McMahon Freshmen Oppression Must Lessen




Two houses, both alike in dignity, hold the freshmen of Fordham Lincoln Center —  not that you’d know it. Like a great Shakespearean tragedy, the freshmen of McMahon Hall and McKeon Hall are unfairly kept apart, and there is one clear culprit: the university itself.

That’s right, dear readers. It is Fordham University that seeks to divide us, that leaves the plaza an uncrossable sea. Neither side knows the other. Worlds happen separately, untouched. All because of ResLife’s greatest weapon: the guest sign-in policy.

Oh, how we suffer under the weight of a security guard who wants nothing more than to go home for the day, writing out our names as we impatiently flash our IDs. The fact that we both belong to the same university means nothing to the swipe-in scanners, to the unforgiving glass doors blocking the McKeon elevators.

The sign-in policy is a tool designed to rip the freshman class in two.

Sure, they might let us lowly McMahon residents (and commuters) sign ourselves in without a host, but this concession was only a rumor when I first came to Fordham — even to the security guards. They either let me list myself as a host on the sign-in sheet with minimal harassment, or passive-aggressively shamed me away from their desk, sending me back to the dated carpets and popcorn ceilings of McMahon.

Once everything was said and done, we oppressed freshmen of McMahon were allowed to grant ourselves access to the hidden world of McKeon only during normal weekday business hours. And yet the oppression continues. You see, this strange thing happens where college students generally hang out on the weekends. We residents of McMahon Hall have no idea what goes on over there. Even if we did, we’re not rude. We’re not going to interrupt whatever you’re doing to make you come downstairs and sign us in, and we sure aren’t going to make you do the same thing at the end of the night when all you want to do is collapse into bed. We would never do you as dirty as ResLife does.

And as for us in McMahon — in another unpredictable phenomenon, when people are shoved into a room with a fully functioning kitchen and common room with five or more other people, they don’t have much reason to branch out and leave. Especially not with a McKeon sign-in policy that makes things as inconvenient as possible for everyone involved. And who in McKeon wants to trade gorgeous views and modern architecture for the best affordable dorm furniture of 1993?

Fordham University is trying to divide its freshman class. After Orientation and outside of class, there aren’t many ways the members of both houses of Fordham can run into each other; so what do you do during that interim time before you find your real friends — dare I say your Ramily — when signing you in to hang out in their room is a level of formality you just haven’t reached yet?

You suffer.

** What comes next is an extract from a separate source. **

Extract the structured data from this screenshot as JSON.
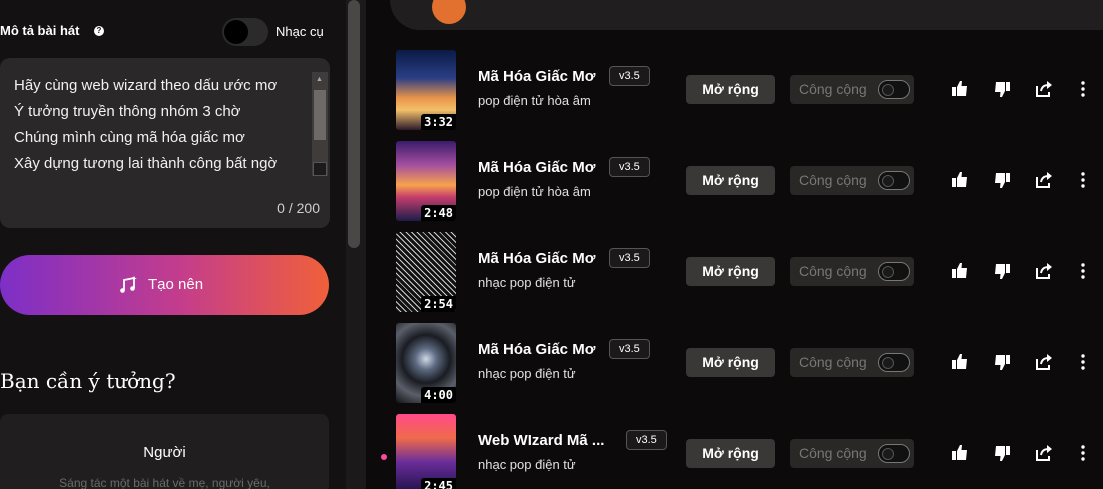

That’s what you do. You binge a lot of Netflix shows. You hang out in your room in McMahon; you hang out on your floor in McKeon. You let our houses stay divided, and everybody knows a house divided cannot stand.

But the worst tragedy of all? In a mere three months, I will no longer care. My anger at my own oppression has already faded to begrudging acceptance. I used to wonder why no one fought to change things.

Now I know. We move on. We all move to McMahon. We forget about the inconvenient lengths we went the year before just to hang out with each other. And the new class of freshmen in McMahon will suffer on, flashing their IDs at the McKeon security desk in the face of an uncaring university.